**Assigned task**
Every record, from first to last, should be retyped word for word.

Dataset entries
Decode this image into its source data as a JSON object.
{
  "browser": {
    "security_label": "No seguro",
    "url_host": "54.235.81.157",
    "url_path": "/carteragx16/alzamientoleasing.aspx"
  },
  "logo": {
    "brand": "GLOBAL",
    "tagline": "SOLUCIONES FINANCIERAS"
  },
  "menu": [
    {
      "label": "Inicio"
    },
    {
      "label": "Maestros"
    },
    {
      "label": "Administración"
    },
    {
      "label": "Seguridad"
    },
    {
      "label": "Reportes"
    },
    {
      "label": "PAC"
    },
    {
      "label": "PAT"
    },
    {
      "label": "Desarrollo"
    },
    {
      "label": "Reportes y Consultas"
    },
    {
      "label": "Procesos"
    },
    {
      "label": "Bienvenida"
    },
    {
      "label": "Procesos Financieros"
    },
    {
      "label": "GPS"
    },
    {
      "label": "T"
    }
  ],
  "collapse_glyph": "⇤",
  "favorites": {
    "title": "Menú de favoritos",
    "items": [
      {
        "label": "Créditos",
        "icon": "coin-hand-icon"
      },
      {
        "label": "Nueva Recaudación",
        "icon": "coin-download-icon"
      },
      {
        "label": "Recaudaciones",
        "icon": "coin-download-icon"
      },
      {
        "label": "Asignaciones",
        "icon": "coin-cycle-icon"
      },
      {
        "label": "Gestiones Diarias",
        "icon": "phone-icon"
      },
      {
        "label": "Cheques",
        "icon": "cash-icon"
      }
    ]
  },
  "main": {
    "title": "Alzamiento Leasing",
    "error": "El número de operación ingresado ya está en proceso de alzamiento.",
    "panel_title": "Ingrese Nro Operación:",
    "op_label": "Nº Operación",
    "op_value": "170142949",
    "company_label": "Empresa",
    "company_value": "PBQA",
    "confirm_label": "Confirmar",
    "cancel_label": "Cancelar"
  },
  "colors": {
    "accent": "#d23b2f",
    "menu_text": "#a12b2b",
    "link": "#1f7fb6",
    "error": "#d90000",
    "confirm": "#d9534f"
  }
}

**Exercise response**
Decode this image into its source data as a JSON object.
{
  "browser": {
    "security_label": "No seguro",
    "url_host": "54.235.81.157",
    "url_path": "/carteragx16/alzamientoleasing.aspx"
  },
  "logo": {
    "brand": "GLOBAL",
    "tagline": "SOLUCIONES FINANCIERAS"
  },
  "menu": [
    {
      "label": "Inicio"
    },
    {
      "label": "Maestros"
    },
    {
      "label": "Administración"
    },
    {
      "label": "Seguridad"
    },
    {
      "label": "Reportes"
    },
    {
      "label": "PAC"
    },
    {
      "label": "PAT"
    },
    {
      "label": "Desarrollo"
    },
    {
      "label": "Reportes y Consultas"
    },
    {
      "label": "Procesos"
    },
    {
      "label": "Bienvenida"
    },
    {
      "label": "Procesos Financieros"
    },
    {
      "label": "GPS"
    },
    {
      "label": "T"
    }
  ],
  "collapse_glyph": "⇤",
  "favorites": {
    "title": "Menú de favoritos",
    "items": [
      {
        "label": "Créditos",
        "icon": "coin-hand-icon"
      },
      {
        "label": "Nueva Recaudación",
        "icon": "coin-download-icon"
      },
      {
        "label": "Recaudaciones",
        "icon": "coin-download-icon"
      },
      {
        "label": "Asignaciones",
        "icon": "coin-cycle-icon"
      },
      {
        "label": "Gestiones Diarias",
        "icon": "phone-icon"
      },
      {
        "label": "Cheques",
        "icon": "cash-icon"
      }
    ]
  },
  "main": {
    "title": "Alzamiento Leasing",
    "error": "El número de operación ingresado ya está en proceso de alzamiento.",
    "panel_title": "Ingrese Nro Operación:",
    "op_label": "Nº Operación",
    "op_value": "170142949",
    "company_label": "Empresa",
    "company_value": "PBQA",
    "confirm_label": "Confirmar",
    "cancel_label": "Cancelar"
  },
  "colors": {
    "accent": "#d23b2f",
    "menu_text": "#a12b2b",
    "link": "#1f7fb6",
    "error": "#d90000",
    "confirm": "#d9534f"
  }
}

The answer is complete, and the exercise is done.